- Hip & Elbow Dysplasia: Around 9% of Goldies experience this disease, which sees their hips and elbows develop abnormally during growth then deteriorate slowly over time. While the breed of dog does have an influence, this is also influenced by diet and exercise, so making sure your pup leads a healthy lifestyle can help lower the risk and severity of disease. If your Golden does have hip or elbow dysplasia, you’ll find that the treatment regime involves anti-inflammatory medications along with exercise restriction and physical therapy.
- Hypothyroidism: Goldies can be susceptible to hypothyroidism — in fact, it affects around 25% of all Goldies. In general, this can cause your pup to be tired, gain weight, and be reluctant to exercise because they are experiencing low thyroid hormone levels.
- Von Willebrand’s Disease: This causes excessive bleeding and bruising when injured and is well known in Golden Retrievers. While this is often not life-threatening, it can be if your puppy’s stomach is injured, for example, as their blood will be slow to clot.
- Canine Cancer: Goldie’s life spans have dropped in the last 50 years in part because of cancer. This is particularly an issue in United States Golden Retrievers, who are a little more likely than European Goldies to contract cancer over their lives. While many will tell you otherwise, cancer rates in Goldies are actually only slightly more elevated than compared to other breeds — 50% of dogs die of cancer, while 57-61% of Goldies die of cancer on average. That said because cancer is the leading cause of death in any dog over the age of 2 years knowing the risks can significantly help your pup. Hemangiosarcoma is a particular type of cancer that known to most often affect Goldies in the US (alongside Labradors, and German Shepherds). While it accounts for only 0.2 to 3% of canine tumors it can have a very poor outcome.

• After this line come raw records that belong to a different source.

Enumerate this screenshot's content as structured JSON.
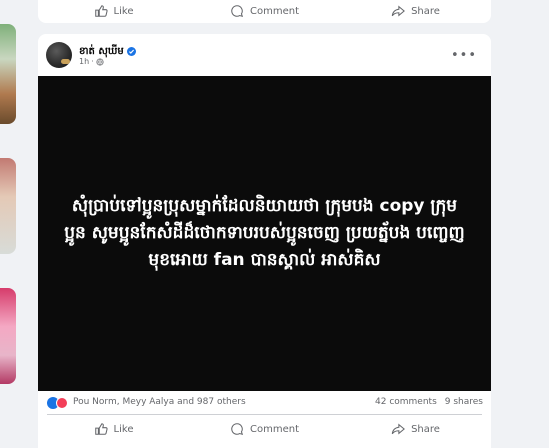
{
  "top_card": {
    "actions": [
      {
        "label": "Like",
        "icon": "like-icon"
      },
      {
        "label": "Comment",
        "icon": "comment-icon"
      },
      {
        "label": "Share",
        "icon": "share-icon"
      }
    ]
  },
  "post": {
    "author": "ខាត់ សុឃីម",
    "time": "1h",
    "privacy_icon": "globe-icon",
    "verified": true,
    "image_text": "សុំប្រាប់ទៅប្អូនប្រុសម្នាក់ដែលនិយាយថា ក្រុមបង copy ក្រុមប្អូន សូមប្អូនកែសំដីដ៏ថោកទាបរបស់ប្អូនចេញ ប្រយត្ន័បង បញ្ចេញមុខអោយ fan បានស្គាល់ អាស់គិស",
    "reactions_text": "Pou Norm, Meyy Aalya and 987 others",
    "comments": "42 comments",
    "shares": "9 shares",
    "actions": [
      {
        "label": "Like",
        "icon": "like-icon"
      },
      {
        "label": "Comment",
        "icon": "comment-icon"
      },
      {
        "label": "Share",
        "icon": "share-icon"
      }
    ]
  },
  "colors": {
    "background": "#f0f2f5",
    "card": "#ffffff",
    "secondary_text": "#65676b",
    "verified_blue": "#1b74e4",
    "image_background": "#0b0b0b"
  }
}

Ultimately, the health of your puppy depends on their breeding — are they purebred or not? — along with their lifestyle.
If you know your Goldie’s heritage and breeding this can go some way to helping you know which conditions you might want to watch out for.
Things to Know About Golden Retrievers
1. They’re Working Dogs
While they’re well known to be playful, Goldies are are very capable of learning agility.
Because of their natural affinity for working, you’ll find that your pup might be ideally suited for tasks that require brains as well as brawn.
Teaching your dog agility can have the added benefit of providing mental stimulation, ensuring they don’t get bored in the house.
2. There are Three Varieties of Golden Retriever
Canada, America, and the UK/Europe all have different varieties of Golden Retrievers.
While they’re all the same color broadly speaking, they each have their own differences:
- UK: Common in Europe and Australia, this breed has a broader skull and tends to be slightly lighter in color. Their eyes are round, contrasting to the American and Canadian Goldies. Typically, these dogs are what we know as the working dogs. They are muscular and bred for agility. These dogs perhaps most closely resemble the original breed that Lord Tweedmouth used in the Scottish Highlands
- USA: American Goldies are slimmer and taller than their UK counterparts, often with a darker coat.
- Canada: This pup has a thinner and darker coat than the other types and is slightly taller.
3. They Love Water
Goldies were bred to enjoy the water!
Their excellent and natural ability to swim makes them great at jumping off docks.
Many owners love to take their Golden Retrievers to the beach or to lakes on vacation because of this reason.
Their love of digging can make beach walks and getaways a particularly fun activity too.